And, since they are parked on Kara’s father’s property in Graham, Wash., Tim and Kara are still a stone’s throw away from all the modern conveniences of a full-size house.
“We’re probably cheating,” Kara said.
Still, that doesn’t negate the fact that they are out living the tiny houser’s dream and laying waste to the way society says it needs to be done. Aside from building their tiny house—which is a legit tiny house at 136 square feet—they also paid off all their debts, and currently only pay a cellphone bill and a $10 per month internet bill.
“We’re kind of excited to be in this position, being debt free and being able to save money. It’s kind of weird,” Kara said. “I’ve always been so obsessed with getting out of debt and paying down mortgages or whatever. It’s such a weird feeling. I don’t know what to do with my time, my money. I don’t have to work? What does that mean? But, we’re really excited for where we can go and the possibilities with that.”

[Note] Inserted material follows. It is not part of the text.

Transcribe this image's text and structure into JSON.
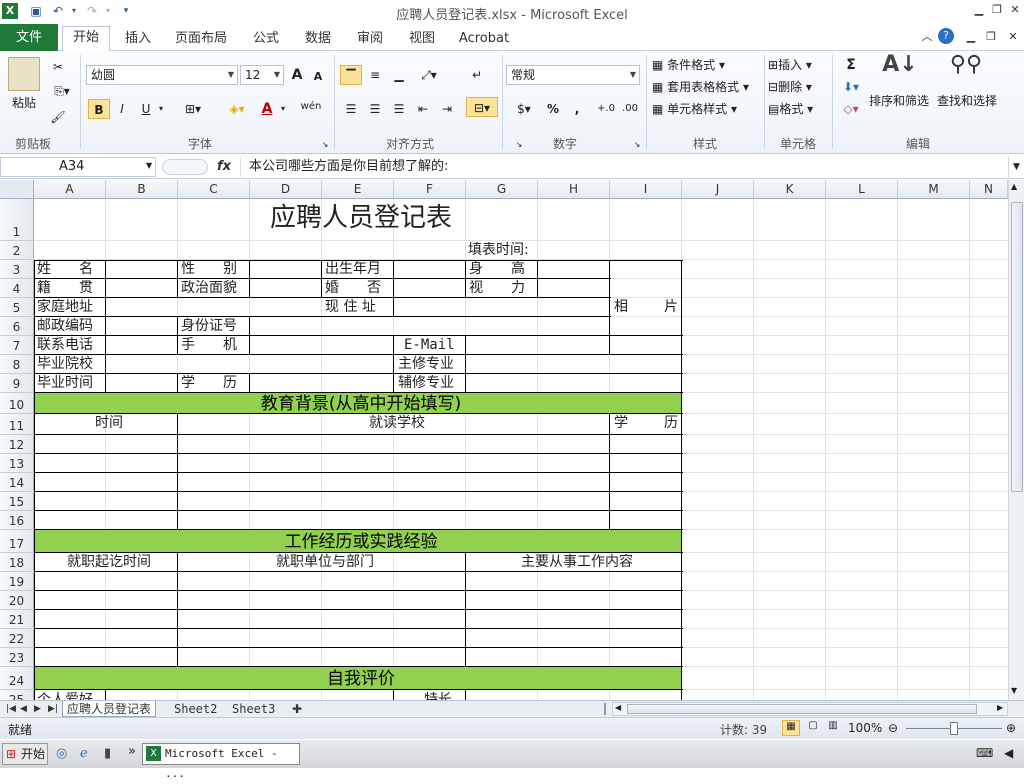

They also purged like crazy as they were assembling their 16-foot-long tiny house.
“It probably took 6 months of downsizing while we were building. I’m constantly still going through closets,” Kara said. “Plus, I had stuff in storage in Graham. Why did I think I’d need this some day? You definitely have to live with the idea that if I get something, I have to get rid of something.”
Now, the eternal tiny house question: Is it for everyone?

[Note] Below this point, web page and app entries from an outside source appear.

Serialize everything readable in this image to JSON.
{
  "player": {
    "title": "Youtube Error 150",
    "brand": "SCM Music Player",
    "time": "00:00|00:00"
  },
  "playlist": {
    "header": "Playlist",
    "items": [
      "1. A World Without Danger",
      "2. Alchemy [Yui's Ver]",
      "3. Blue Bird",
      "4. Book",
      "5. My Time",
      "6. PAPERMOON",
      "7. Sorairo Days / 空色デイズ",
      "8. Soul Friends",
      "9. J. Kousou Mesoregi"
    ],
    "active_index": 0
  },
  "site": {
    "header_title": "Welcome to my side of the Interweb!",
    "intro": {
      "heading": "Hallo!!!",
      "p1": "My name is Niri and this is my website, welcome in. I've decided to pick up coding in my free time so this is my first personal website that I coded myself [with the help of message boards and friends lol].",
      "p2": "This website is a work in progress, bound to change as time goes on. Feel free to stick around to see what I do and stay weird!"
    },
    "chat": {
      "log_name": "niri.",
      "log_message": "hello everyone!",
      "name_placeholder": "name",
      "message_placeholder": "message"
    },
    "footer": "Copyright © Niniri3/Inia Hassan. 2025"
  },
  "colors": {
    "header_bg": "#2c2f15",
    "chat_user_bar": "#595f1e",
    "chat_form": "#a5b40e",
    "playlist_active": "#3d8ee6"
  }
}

“That’s almost like at the end of the PCT answering the question, ‘Should other people hike it or not?’” said Kara, who despite her good fortune of finding a Mr. on the trail doesn’t necessarily endorse hiking 2,000 miles in one go. “It depends on the person. Anyone can benefit from thinking about that lifestyle. We just have too much stuff in our lives and around us. Anyone can benefit from thinking about it, but just like living in a RV isn’t for everyone, neither is going tiny.”
Kara said anyone aspiring to live the tiny life needs to do her homework, especially as new laws are being drawn up in relation to tiny living. And, laws can vary from county-to-county, city-to-city.
“Some cities don’t like tiny houses a lot; it’s beginning to be a big hassle. Obviously, in Graham, we’re not too worried about the government coming to get us,” Kara said.
But, the same week they towed their tiny house to Washington, Kara heard about a couple that had just been evicted by the city of Steilacoom, Wash. The couple had been living in the tiny house for more than a year when they were asked by the city to leave. Kara emailed the couple for details, as Steilacoom is in the same county as Graham.
Despite the current uncertainty and changing climate of tiny house legislation, Kara stands by her decision to live the simple life. Not only has it freed Kara and Tim from being strapped by bills, but Kara hopes it will free them up to travel more in the near future. They are planning on starting off with a trip to all the national parks west of the Mississippi. There are also talks of returning to Tonga, but you just never know where these dreamers will end up.
Keep up with Sarah Reijonen’s nomadic lifestyle in her column called “Home on the Road.” If there’s a topic you’d like her to cover, please comment below or email her at firstname.lastname@example.org. Twitter: @spankyandsarah. Instagram: @countrygrlswrld. Happy Trails!